Agriculture and Farming
Sustainable Farming in Herriard
Park Farm is the only dairy farm left in Herriard. Situated in Herriard Park It has been in the Ives family for 63 years. Bill and Peggy Ives took on the tenancy in 1958. There are now only about 40 dairy farms in Hampshire and 8000 in the country. Environmentally the farm wants to be carbon neutral by 2050 and well before if possible. The Ives family are well aware of the challenges global agriculture faces. By 2030 there will be 1.1 billion more people on the planet who need feeding whilst at the same time we have to reduce our environmental impact.
In recent years, the farm has converted to renewable energy sources as much as possible. Water comes from a bore hole with a temperature of about 10-12 degrees C, it passes through a ground source heat pump which provides the house and office with its heat and hot water. This process also chills the bore hole water down to about 5 degrees where it passes along pipes to the dairy. The cooled water is then passed around a pipe cooler which has fresh milk from the cow running through it. The milk leaves the cow at 38 degrees, is then chilled, while at the same time the water is heated up by the milk. The milk is then cooled further to 4 degrees and stored. The water is heated slightly more to wash all the pipework through.

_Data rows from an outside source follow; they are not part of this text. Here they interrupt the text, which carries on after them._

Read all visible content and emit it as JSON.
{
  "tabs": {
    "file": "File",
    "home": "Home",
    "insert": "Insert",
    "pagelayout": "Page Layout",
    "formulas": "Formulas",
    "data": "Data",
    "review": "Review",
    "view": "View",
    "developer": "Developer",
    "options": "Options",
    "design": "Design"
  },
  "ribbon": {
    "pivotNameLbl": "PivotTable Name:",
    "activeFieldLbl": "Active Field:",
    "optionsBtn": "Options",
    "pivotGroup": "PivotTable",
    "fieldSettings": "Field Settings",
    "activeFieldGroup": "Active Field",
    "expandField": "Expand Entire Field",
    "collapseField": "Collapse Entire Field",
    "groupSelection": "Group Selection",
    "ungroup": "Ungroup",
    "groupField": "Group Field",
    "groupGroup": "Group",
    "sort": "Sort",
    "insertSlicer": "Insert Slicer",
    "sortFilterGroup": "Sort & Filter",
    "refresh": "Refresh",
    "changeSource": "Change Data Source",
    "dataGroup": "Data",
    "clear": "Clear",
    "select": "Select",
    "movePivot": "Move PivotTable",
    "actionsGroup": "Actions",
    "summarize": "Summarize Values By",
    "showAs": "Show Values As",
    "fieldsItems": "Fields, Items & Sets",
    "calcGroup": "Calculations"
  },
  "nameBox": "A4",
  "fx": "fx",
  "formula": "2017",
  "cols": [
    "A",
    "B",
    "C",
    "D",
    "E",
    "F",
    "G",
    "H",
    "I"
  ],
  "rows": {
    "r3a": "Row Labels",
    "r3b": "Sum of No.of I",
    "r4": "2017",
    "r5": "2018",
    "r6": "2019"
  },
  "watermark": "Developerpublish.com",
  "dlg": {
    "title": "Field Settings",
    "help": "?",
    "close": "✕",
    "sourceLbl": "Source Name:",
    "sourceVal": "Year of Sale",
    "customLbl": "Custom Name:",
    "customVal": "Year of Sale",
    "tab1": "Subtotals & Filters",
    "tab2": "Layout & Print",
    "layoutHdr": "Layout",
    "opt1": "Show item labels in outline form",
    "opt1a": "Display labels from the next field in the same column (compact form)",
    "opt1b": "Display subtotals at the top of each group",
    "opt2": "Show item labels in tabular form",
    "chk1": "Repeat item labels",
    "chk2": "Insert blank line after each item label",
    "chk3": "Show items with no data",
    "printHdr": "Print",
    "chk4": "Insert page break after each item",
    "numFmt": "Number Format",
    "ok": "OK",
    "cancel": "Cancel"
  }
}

All electricity during the day comes from solar panels on barn rooves.
Modern milking and animal welfare
In 2019 four robotic milking machines were installed to milk the cows. The robots are fixed units that the cows take themselves to when they want to be milked. Ideally no more than one or two cows will be waiting to be milked and the cows are fed an 18% protein nut while they’re being milked. The robots know exactly which cow is there, how much milk each cow produces and how much milk should come from which quarter of the udder. This flags up any difficulties should the milk yield go down. The machine also weighs them and can record how much the cow eats so the farmer knows immediately if the cow needs watching for potential health problems. The computer will take itself off individual quarters of the udder depending on when they’re finished. The machine washes the udder and teats before milking, sprays iodine afterwards to stop infection and everything is washed before the next cow is milked. The computer even knows if a cow comes to be milked too early. Unlike previous milking methods, where cows were herded to the milking parlour two or three times a day, the cows can choose when to be milked and with this method you can’t overmilk them, which can cause mastitis and other problems. Mastitis has gone down and use of antibiotics has halved. Both staff and cows are happier, relaxed and very chilled. They even have sand beds in the barn to lie on.
The main bulk of the cows’ ration is made up of home-grown grass, silage, maize silage and straw, which is analysed before the farm’s cow nutritionist formulates a diet incorporating rape meal and minerals. This ensures the cow is provided with a balanced diet which produces the right quality milk required by the milk buyer. By breeding and milking high yielding Holsteins, the Ives family are focusing on cows with a very high feed conversion ratio. This means that each cow’s environmental impact is much less than a lower yielding cow because her output per livestock unit is greater. The majority of milk is produced from home grown forage that is produced on farm using home produced manure as a large proportion of the fertiliser.